Return the full listing, so that each line matches the original exactly.

- - -

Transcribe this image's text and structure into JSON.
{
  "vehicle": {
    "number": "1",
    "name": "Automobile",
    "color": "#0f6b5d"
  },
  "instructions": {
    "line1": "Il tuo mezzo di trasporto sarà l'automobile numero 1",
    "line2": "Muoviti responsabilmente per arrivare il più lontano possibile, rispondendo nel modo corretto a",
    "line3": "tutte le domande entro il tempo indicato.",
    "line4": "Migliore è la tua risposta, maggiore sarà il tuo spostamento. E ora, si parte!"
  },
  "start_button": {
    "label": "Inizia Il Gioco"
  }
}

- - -

### Your solution
Transcribe this image's text and structure into JSON.
{
  "vehicle": {
    "number": "1",
    "name": "Automobile",
    "color": "#0f6b5d"
  },
  "instructions": {
    "line1": "Il tuo mezzo di trasporto sarà l'automobile numero 1",
    "line2": "Muoviti responsabilmente per arrivare il più lontano possibile, rispondendo nel modo corretto a",
    "line3": "tutte le domande entro il tempo indicato.",
    "line4": "Migliore è la tua risposta, maggiore sarà il tuo spostamento. E ora, si parte!"
  },
  "start_button": {
    "label": "Inizia Il Gioco"
  }
}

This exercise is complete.